Posts for: August, 2017
Human skin is a remarkable organ, but one we often take for granted. It does more than hold us together and look presentable. It’s a complex system that protects our internal structures from outside damage. The skin is made up of three main layers: the epidermis (outer layer), the dermis (the middle layer) and the subcutaneous layer (the inner layer). Components of the skin include hair and nails.
The skin is more interesting than you think. Here are just a few fascinating facts:
Skin is Your Body’s Largest Organ
The skin is the largest organ in the body, weighing 12-16% of a person’s total body weight. The average adult is covered with approximately 20 square feet of skin weighing about 6 to 9 pounds.
Skin Protects Your Body
The skin acts as a barrier between us and our environment, insulating and protecting the organs, muscles and bones from external threats - everything from dust and dirt to bacteria and viruses.
Skin Regulates Body Temperature
The skin releases as much as three gallons of sweat a day in hot weather. Your skin helps control body temperature by distributing heat through the skin and by preventing dehydration.
The skin is a sensory organ, and has receptors for detecting hot and cold, touch, pressure and pain.
Other unique facts about the skin include:
- The skin is composed of approximately 300 million skin cells.
- Every half square inch of the human skin has approximately 100 sweat glands, 10 hairs, 15 sebaceous glands, and 3.2 feet of tiny blood vessels.
- A large percentage of the dust in your home is actually dead skin.
- Your skin sheds a layer of dead skin cells every day and is constantly renewing itself.
- Goose bumps are actually small pimples that help retain a layer of warm air over our body.
- Human skin is the thinnest on the eyelid.
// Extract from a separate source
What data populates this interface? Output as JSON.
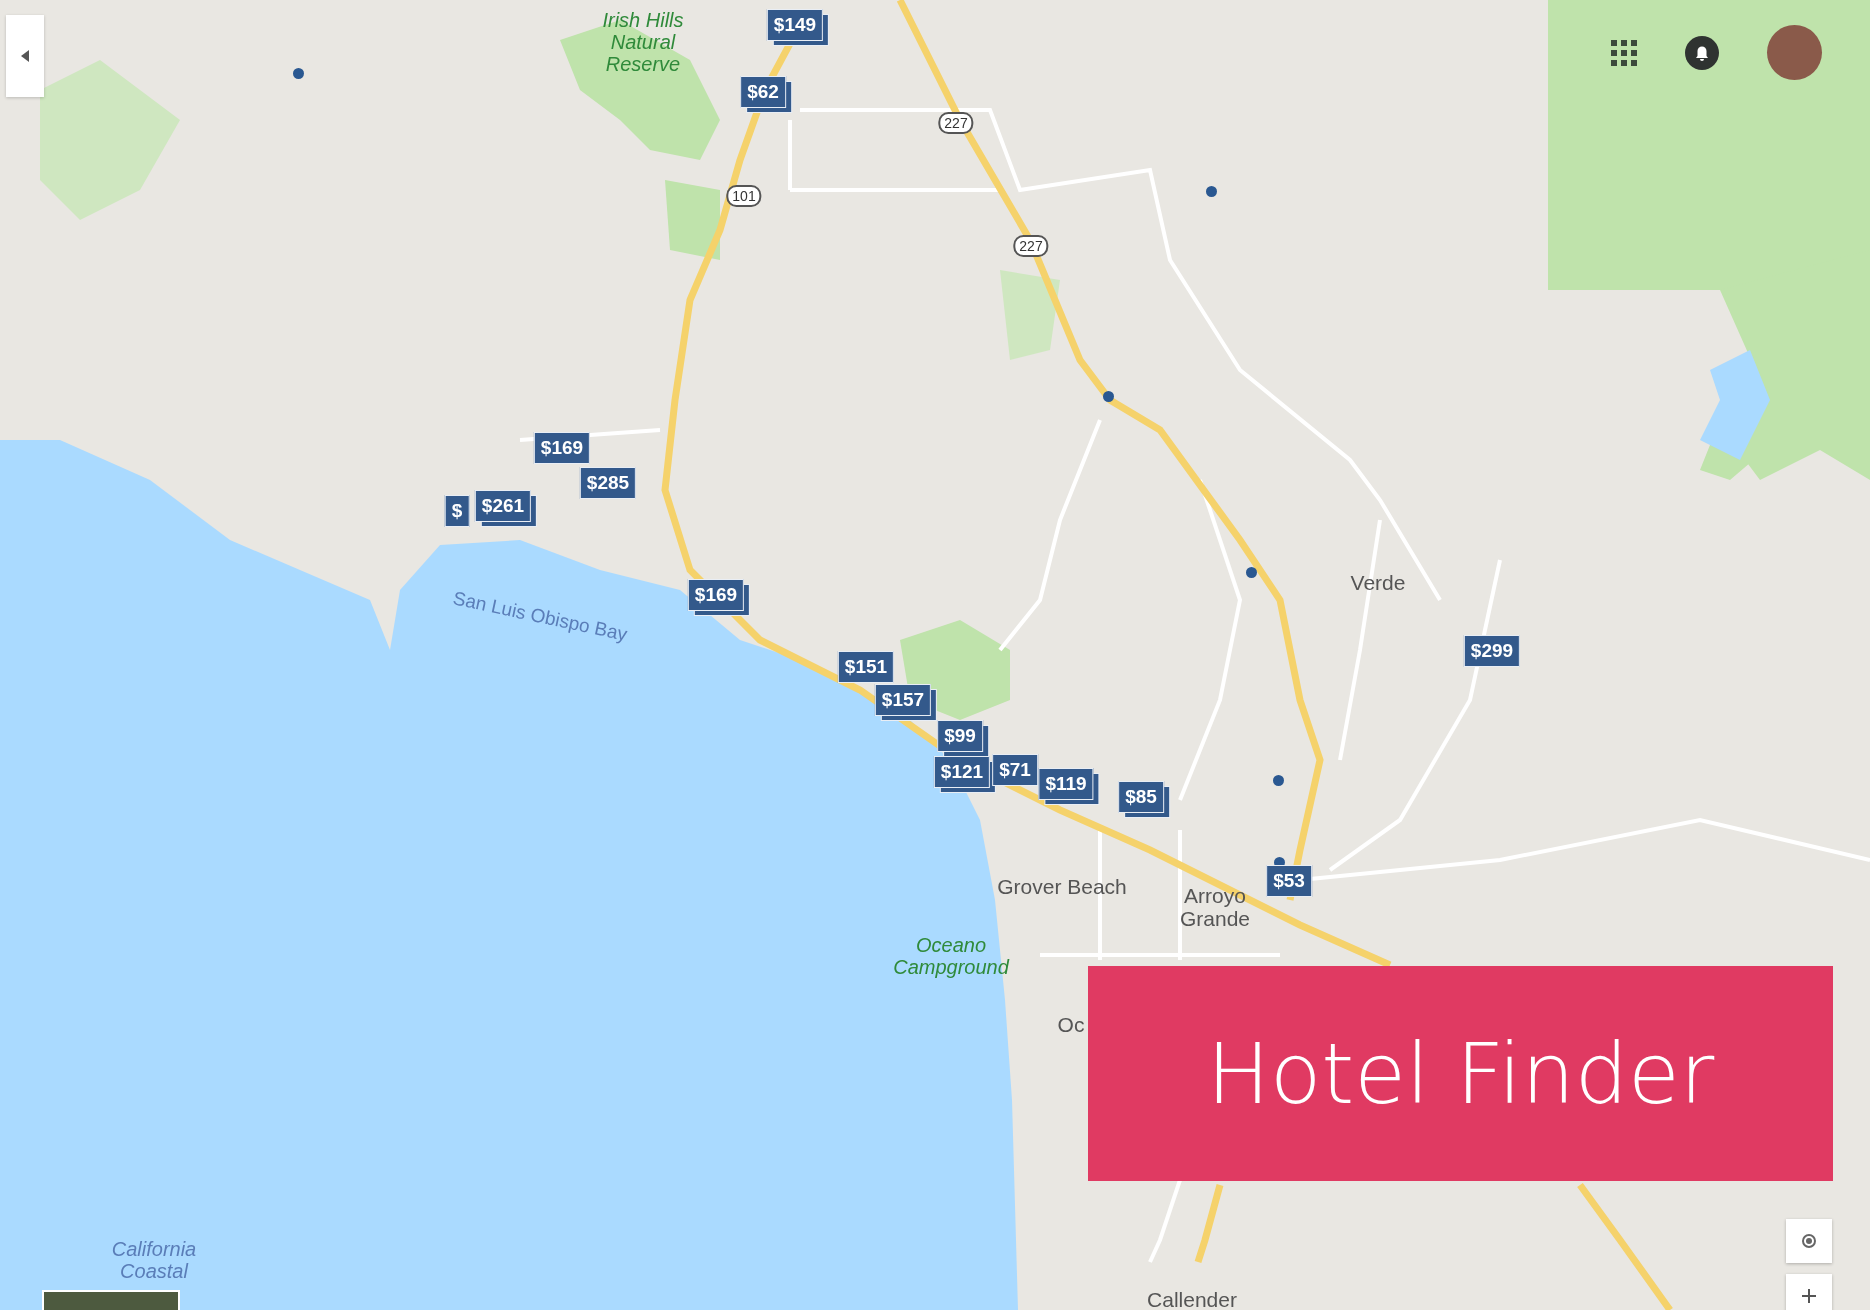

Human skin varies in type, color and texture for every person, but everyone’s skin serves the same primary purpose - to protect our insides! Your skin is very important, which means you should take care of it by protecting if from the sun, moisturizing it regularly, and practicing good daily skin care. Whenever you detect an unusual skin spot or suspect a problem with your skin, contact your dermatologist for an evaluation.
Warts are benign skin growths that appear when a virus infects the top layer of the skin. They often appear as a small, unsightly, rough growth on a person’s hands or feet, but can also appear on other parts of the body. There are many types of warts, some appearing flat or raised, and others growing in large clusters.
The virus that causes most warts is called human papillomavirus (HPV). Warts are usually harmless, but some strains of HPV are associated with other health complications. Wart viruses are contagious and can spread by direct contact, usually entering the body in an area of broken skin.
When should you see your dermatologist?
In some cases, a wart will disappear on its own, although it may take months or even years. Most people prefer some method of wart removal since warts are often unattractive, bothersome and even painful. In many cases, warts can be treated at home.
Common methods for self-treatment include covering the wart with duct tape or applying salicylic acid. It’s always best to consult your dermatologist before trying any at-home remedies. Wart removal by a trained dermatologist is always the most effective treatment.
The American Academy of Dermatology (AAD) recommends visiting your dermatologist if you have any of the following:
- Any doubt that the skin growth is a wart, as some skin cancers resemble warts
- A wart that appears on your face or genitals
- Several warts
- A wart that is painful, itchy, burns or bleeds
- A weak immune system
Because HPV is contagious, you’ll want to take a few extra precautions to keep it from spreading, including:
- Avoid scratching or picking your warts.
- Always wear shoes in public places such as showers, locker rooms or pools.
- Never touch another person’s wart.
- Keep warts on the feet dry to prevent moisture from spreading the virus.
If your warts persist, are painful or if you have several warts, you should visit your dermatologist. There are many treatment options available for warts, including laser treatment or freezing, burning or cutting out the wart, among others. Your dermatologist can help you determine the best treatment option for your specific type of wart.
Since there is no permanent cure for HPV, warts can redevelop. In this case, its best to have your dermatologist treat the new wart as soon as it appears. Warts are a common and frustrating condition affecting both children and adults. Contact our office today and learn how you can wipe out your warts!